### WHAT IS EXPECTED
Your task is to set down the records below again, exactly.

### Records from a dataset

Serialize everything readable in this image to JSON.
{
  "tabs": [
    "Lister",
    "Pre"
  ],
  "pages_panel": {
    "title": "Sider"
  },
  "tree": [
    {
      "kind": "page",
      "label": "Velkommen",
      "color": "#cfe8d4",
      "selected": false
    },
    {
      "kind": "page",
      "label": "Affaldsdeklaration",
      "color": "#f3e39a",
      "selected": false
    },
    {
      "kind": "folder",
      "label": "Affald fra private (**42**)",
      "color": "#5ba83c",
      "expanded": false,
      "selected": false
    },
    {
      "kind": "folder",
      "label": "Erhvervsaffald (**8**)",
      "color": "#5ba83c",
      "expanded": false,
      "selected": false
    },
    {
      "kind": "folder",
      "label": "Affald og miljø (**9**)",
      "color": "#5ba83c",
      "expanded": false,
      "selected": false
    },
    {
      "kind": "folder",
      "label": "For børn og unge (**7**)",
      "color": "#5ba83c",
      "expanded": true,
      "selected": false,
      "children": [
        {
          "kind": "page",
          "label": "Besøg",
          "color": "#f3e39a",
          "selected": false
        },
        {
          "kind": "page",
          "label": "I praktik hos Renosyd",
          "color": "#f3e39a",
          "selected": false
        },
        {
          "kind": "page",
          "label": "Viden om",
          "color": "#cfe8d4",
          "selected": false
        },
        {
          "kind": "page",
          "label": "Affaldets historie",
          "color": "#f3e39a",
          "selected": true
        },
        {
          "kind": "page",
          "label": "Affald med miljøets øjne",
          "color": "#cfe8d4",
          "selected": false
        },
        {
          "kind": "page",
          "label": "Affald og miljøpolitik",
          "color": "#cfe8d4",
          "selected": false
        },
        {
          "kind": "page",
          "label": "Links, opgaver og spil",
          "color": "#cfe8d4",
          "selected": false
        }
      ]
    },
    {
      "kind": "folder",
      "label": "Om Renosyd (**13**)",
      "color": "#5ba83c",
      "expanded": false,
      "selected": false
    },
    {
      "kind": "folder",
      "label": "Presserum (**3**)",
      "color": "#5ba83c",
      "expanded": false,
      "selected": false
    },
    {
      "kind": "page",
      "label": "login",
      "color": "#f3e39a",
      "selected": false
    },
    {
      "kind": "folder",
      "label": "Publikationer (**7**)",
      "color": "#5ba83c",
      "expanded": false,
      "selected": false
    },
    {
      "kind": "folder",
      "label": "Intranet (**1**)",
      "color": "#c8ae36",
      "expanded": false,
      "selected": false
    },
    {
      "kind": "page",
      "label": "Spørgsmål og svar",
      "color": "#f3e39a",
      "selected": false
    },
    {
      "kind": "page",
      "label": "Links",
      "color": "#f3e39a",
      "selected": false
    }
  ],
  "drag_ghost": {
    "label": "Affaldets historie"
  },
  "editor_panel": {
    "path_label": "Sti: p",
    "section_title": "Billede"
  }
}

### SOLUTION FOR THIS PROBLEM
Serialize everything readable in this image to JSON.
{
  "tabs": [
    "Lister",
    "Pre"
  ],
  "pages_panel": {
    "title": "Sider"
  },
  "tree": [
    {
      "kind": "page",
      "label": "Velkommen",
      "color": "#cfe8d4",
      "selected": false
    },
    {
      "kind": "page",
      "label": "Affaldsdeklaration",
      "color": "#f3e39a",
      "selected": false
    },
    {
      "kind": "folder",
      "label": "Affald fra private (**42**)",
      "color": "#5ba83c",
      "expanded": false,
      "selected": false
    },
    {
      "kind": "folder",
      "label": "Erhvervsaffald (**8**)",
      "color": "#5ba83c",
      "expanded": false,
      "selected": false
    },
    {
      "kind": "folder",
      "label": "Affald og miljø (**9**)",
      "color": "#5ba83c",
      "expanded": false,
      "selected": false
    },
    {
      "kind": "folder",
      "label": "For børn og unge (**7**)",
      "color": "#5ba83c",
      "expanded": true,
      "selected": false,
      "children": [
        {
          "kind": "page",
          "label": "Besøg",
          "color": "#f3e39a",
          "selected": false
        },
        {
          "kind": "page",
          "label": "I praktik hos Renosyd",
          "color": "#f3e39a",
          "selected": false
        },
        {
          "kind": "page",
          "label": "Viden om",
          "color": "#cfe8d4",
          "selected": false
        },
        {
          "kind": "page",
          "label": "Affaldets historie",
          "color": "#f3e39a",
          "selected": true
        },
        {
          "kind": "page",
          "label": "Affald med miljøets øjne",
          "color": "#cfe8d4",
          "selected": false
        },
        {
          "kind": "page",
          "label": "Affald og miljøpolitik",
          "color": "#cfe8d4",
          "selected": false
        },
        {
          "kind": "page",
          "label": "Links, opgaver og spil",
          "color": "#cfe8d4",
          "selected": false
        }
      ]
    },
    {
      "kind": "folder",
      "label": "Om Renosyd (**13**)",
      "color": "#5ba83c",
      "expanded": false,
      "selected": false
    },
    {
      "kind": "folder",
      "label": "Presserum (**3**)",
      "color": "#5ba83c",
      "expanded": false,
      "selected": false
    },
    {
      "kind": "page",
      "label": "login",
      "color": "#f3e39a",
      "selected": false
    },
    {
      "kind": "folder",
      "label": "Publikationer (**7**)",
      "color": "#5ba83c",
      "expanded": false,
      "selected": false
    },
    {
      "kind": "folder",
      "label": "Intranet (**1**)",
      "color": "#c8ae36",
      "expanded": false,
      "selected": false
    },
    {
      "kind": "page",
      "label": "Spørgsmål og svar",
      "color": "#f3e39a",
      "selected": false
    },
    {
      "kind": "page",
      "label": "Links",
      "color": "#f3e39a",
      "selected": false
    }
  ],
  "drag_ghost": {
    "label": "Affaldets historie"
  },
  "editor_panel": {
    "path_label": "Sti: p",
    "section_title": "Billede"
  }
}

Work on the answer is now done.